- Task goal: Write out the whole listing again, exactly as given.

◇ ◇ ◇

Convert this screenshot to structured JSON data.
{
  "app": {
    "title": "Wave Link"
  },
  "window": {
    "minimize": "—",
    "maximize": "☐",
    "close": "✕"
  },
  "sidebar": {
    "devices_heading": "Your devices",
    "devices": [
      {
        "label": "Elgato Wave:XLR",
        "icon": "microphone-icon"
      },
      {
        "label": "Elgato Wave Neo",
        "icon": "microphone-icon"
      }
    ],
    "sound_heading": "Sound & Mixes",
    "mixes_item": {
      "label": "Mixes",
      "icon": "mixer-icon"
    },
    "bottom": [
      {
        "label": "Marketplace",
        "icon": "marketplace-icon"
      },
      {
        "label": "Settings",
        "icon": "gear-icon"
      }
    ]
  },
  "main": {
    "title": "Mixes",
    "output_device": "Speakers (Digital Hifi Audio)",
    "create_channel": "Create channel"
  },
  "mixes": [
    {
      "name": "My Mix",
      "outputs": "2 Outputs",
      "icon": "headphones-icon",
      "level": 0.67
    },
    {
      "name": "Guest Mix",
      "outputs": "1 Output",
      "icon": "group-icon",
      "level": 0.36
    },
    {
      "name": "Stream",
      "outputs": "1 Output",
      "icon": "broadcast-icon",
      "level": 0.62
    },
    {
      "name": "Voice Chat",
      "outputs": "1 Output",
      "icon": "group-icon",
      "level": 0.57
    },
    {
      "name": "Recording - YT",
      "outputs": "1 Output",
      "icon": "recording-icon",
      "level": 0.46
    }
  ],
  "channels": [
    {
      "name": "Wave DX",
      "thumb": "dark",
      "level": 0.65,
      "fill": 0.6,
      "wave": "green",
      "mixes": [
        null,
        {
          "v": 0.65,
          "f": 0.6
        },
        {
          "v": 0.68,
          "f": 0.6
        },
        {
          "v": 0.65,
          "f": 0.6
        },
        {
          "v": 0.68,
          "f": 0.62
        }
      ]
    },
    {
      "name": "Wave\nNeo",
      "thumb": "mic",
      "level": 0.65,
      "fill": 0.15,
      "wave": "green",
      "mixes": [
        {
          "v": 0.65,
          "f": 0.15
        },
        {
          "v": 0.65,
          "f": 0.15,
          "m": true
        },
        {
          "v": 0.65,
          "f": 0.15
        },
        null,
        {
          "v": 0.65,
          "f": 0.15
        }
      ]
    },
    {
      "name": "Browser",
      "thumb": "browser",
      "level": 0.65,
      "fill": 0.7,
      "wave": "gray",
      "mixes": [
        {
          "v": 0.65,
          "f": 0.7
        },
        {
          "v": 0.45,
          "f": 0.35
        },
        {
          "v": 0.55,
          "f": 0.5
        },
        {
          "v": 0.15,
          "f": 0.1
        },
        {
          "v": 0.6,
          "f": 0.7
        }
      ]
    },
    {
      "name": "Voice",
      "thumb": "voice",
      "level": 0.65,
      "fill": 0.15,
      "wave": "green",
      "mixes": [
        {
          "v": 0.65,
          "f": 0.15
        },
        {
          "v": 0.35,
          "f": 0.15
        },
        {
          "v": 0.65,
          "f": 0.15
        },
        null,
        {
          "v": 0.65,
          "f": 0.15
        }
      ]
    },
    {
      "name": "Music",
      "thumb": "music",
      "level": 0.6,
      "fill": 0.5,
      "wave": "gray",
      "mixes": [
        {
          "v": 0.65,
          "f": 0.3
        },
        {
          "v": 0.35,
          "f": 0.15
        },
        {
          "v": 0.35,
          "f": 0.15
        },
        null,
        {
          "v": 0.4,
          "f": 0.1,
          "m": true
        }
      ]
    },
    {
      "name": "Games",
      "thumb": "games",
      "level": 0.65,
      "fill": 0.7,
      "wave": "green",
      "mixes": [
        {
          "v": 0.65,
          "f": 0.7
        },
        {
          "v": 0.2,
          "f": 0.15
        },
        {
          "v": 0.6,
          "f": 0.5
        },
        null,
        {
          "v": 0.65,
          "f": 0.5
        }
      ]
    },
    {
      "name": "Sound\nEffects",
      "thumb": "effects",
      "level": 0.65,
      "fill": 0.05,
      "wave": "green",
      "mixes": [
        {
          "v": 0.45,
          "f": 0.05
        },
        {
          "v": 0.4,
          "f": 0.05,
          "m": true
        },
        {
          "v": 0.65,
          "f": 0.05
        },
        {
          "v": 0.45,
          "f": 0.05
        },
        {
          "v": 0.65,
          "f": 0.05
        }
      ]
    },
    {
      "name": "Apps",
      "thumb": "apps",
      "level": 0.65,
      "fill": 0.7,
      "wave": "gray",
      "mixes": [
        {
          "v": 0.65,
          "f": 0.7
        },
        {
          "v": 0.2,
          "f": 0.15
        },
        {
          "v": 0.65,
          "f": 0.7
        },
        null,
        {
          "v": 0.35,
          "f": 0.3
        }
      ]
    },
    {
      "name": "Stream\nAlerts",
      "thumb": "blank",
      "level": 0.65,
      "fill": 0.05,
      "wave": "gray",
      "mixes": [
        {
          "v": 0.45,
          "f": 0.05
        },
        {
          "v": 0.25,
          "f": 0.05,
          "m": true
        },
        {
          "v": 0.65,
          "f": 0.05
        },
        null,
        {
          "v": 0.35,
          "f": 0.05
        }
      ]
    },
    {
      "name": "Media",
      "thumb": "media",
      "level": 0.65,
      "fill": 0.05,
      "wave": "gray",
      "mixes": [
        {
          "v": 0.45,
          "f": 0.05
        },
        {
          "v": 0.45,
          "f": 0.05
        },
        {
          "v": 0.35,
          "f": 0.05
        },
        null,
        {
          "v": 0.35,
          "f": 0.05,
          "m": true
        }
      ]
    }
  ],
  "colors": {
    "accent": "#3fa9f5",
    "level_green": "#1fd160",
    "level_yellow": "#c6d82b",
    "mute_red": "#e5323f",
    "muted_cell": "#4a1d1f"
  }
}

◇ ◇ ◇

- Reply:
Convert this screenshot to structured JSON data.
{
  "app": {
    "title": "Wave Link"
  },
  "window": {
    "minimize": "—",
    "maximize": "☐",
    "close": "✕"
  },
  "sidebar": {
    "devices_heading": "Your devices",
    "devices": [
      {
        "label": "Elgato Wave:XLR",
        "icon": "microphone-icon"
      },
      {
        "label": "Elgato Wave Neo",
        "icon": "microphone-icon"
      }
    ],
    "sound_heading": "Sound & Mixes",
    "mixes_item": {
      "label": "Mixes",
      "icon": "mixer-icon"
    },
    "bottom": [
      {
        "label": "Marketplace",
        "icon": "marketplace-icon"
      },
      {
        "label": "Settings",
        "icon": "gear-icon"
      }
    ]
  },
  "main": {
    "title": "Mixes",
    "output_device": "Speakers (Digital Hifi Audio)",
    "create_channel": "Create channel"
  },
  "mixes": [
    {
      "name": "My Mix",
      "outputs": "2 Outputs",
      "icon": "headphones-icon",
      "level": 0.67
    },
    {
      "name": "Guest Mix",
      "outputs": "1 Output",
      "icon": "group-icon",
      "level": 0.36
    },
    {
      "name": "Stream",
      "outputs": "1 Output",
      "icon": "broadcast-icon",
      "level": 0.62
    },
    {
      "name": "Voice Chat",
      "outputs": "1 Output",
      "icon": "group-icon",
      "level": 0.57
    },
    {
      "name": "Recording - YT",
      "outputs": "1 Output",
      "icon": "recording-icon",
      "level": 0.46
    }
  ],
  "channels": [
    {
      "name": "Wave DX",
      "thumb": "dark",
      "level": 0.65,
      "fill": 0.6,
      "wave": "green",
      "mixes": [
        null,
        {
          "v": 0.65,
          "f": 0.6
        },
        {
          "v": 0.68,
          "f": 0.6
        },
        {
          "v": 0.65,
          "f": 0.6
        },
        {
          "v": 0.68,
          "f": 0.62
        }
      ]
    },
    {
      "name": "Wave\nNeo",
      "thumb": "mic",
      "level": 0.65,
      "fill": 0.15,
      "wave": "green",
      "mixes": [
        {
          "v": 0.65,
          "f": 0.15
        },
        {
          "v": 0.65,
          "f": 0.15,
          "m": true
        },
        {
          "v": 0.65,
          "f": 0.15
        },
        null,
        {
          "v": 0.65,
          "f": 0.15
        }
      ]
    },
    {
      "name": "Browser",
      "thumb": "browser",
      "level": 0.65,
      "fill": 0.7,
      "wave": "gray",
      "mixes": [
        {
          "v": 0.65,
          "f": 0.7
        },
        {
          "v": 0.45,
          "f": 0.35
        },
        {
          "v": 0.55,
          "f": 0.5
        },
        {
          "v": 0.15,
          "f": 0.1
        },
        {
          "v": 0.6,
          "f": 0.7
        }
      ]
    },
    {
      "name": "Voice",
      "thumb": "voice",
      "level": 0.65,
      "fill": 0.15,
      "wave": "green",
      "mixes": [
        {
          "v": 0.65,
          "f": 0.15
        },
        {
          "v": 0.35,
          "f": 0.15
        },
        {
          "v": 0.65,
          "f": 0.15
        },
        null,
        {
          "v": 0.65,
          "f": 0.15
        }
      ]
    },
    {
      "name": "Music",
      "thumb": "music",
      "level": 0.6,
      "fill": 0.5,
      "wave": "gray",
      "mixes": [
        {
          "v": 0.65,
          "f": 0.3
        },
        {
          "v": 0.35,
          "f": 0.15
        },
        {
          "v": 0.35,
          "f": 0.15
        },
        null,
        {
          "v": 0.4,
          "f": 0.1,
          "m": true
        }
      ]
    },
    {
      "name": "Games",
      "thumb": "games",
      "level": 0.65,
      "fill": 0.7,
      "wave": "green",
      "mixes": [
        {
          "v": 0.65,
          "f": 0.7
        },
        {
          "v": 0.2,
          "f": 0.15
        },
        {
          "v": 0.6,
          "f": 0.5
        },
        null,
        {
          "v": 0.65,
          "f": 0.5
        }
      ]
    },
    {
      "name": "Sound\nEffects",
      "thumb": "effects",
      "level": 0.65,
      "fill": 0.05,
      "wave": "green",
      "mixes": [
        {
          "v": 0.45,
          "f": 0.05
        },
        {
          "v": 0.4,
          "f": 0.05,
          "m": true
        },
        {
          "v": 0.65,
          "f": 0.05
        },
        {
          "v": 0.45,
          "f": 0.05
        },
        {
          "v": 0.65,
          "f": 0.05
        }
      ]
    },
    {
      "name": "Apps",
      "thumb": "apps",
      "level": 0.65,
      "fill": 0.7,
      "wave": "gray",
      "mixes": [
        {
          "v": 0.65,
          "f": 0.7
        },
        {
          "v": 0.2,
          "f": 0.15
        },
        {
          "v": 0.65,
          "f": 0.7
        },
        null,
        {
          "v": 0.35,
          "f": 0.3
        }
      ]
    },
    {
      "name": "Stream\nAlerts",
      "thumb": "blank",
      "level": 0.65,
      "fill": 0.05,
      "wave": "gray",
      "mixes": [
        {
          "v": 0.45,
          "f": 0.05
        },
        {
          "v": 0.25,
          "f": 0.05,
          "m": true
        },
        {
          "v": 0.65,
          "f": 0.05
        },
        null,
        {
          "v": 0.35,
          "f": 0.05
        }
      ]
    },
    {
      "name": "Media",
      "thumb": "media",
      "level": 0.65,
      "fill": 0.05,
      "wave": "gray",
      "mixes": [
        {
          "v": 0.45,
          "f": 0.05
        },
        {
          "v": 0.45,
          "f": 0.05
        },
        {
          "v": 0.35,
          "f": 0.05
        },
        null,
        {
          "v": 0.35,
          "f": 0.05,
          "m": true
        }
      ]
    }
  ],
  "colors": {
    "accent": "#3fa9f5",
    "level_green": "#1fd160",
    "level_yellow": "#c6d82b",
    "mute_red": "#e5323f",
    "muted_cell": "#4a1d1f"
  }
}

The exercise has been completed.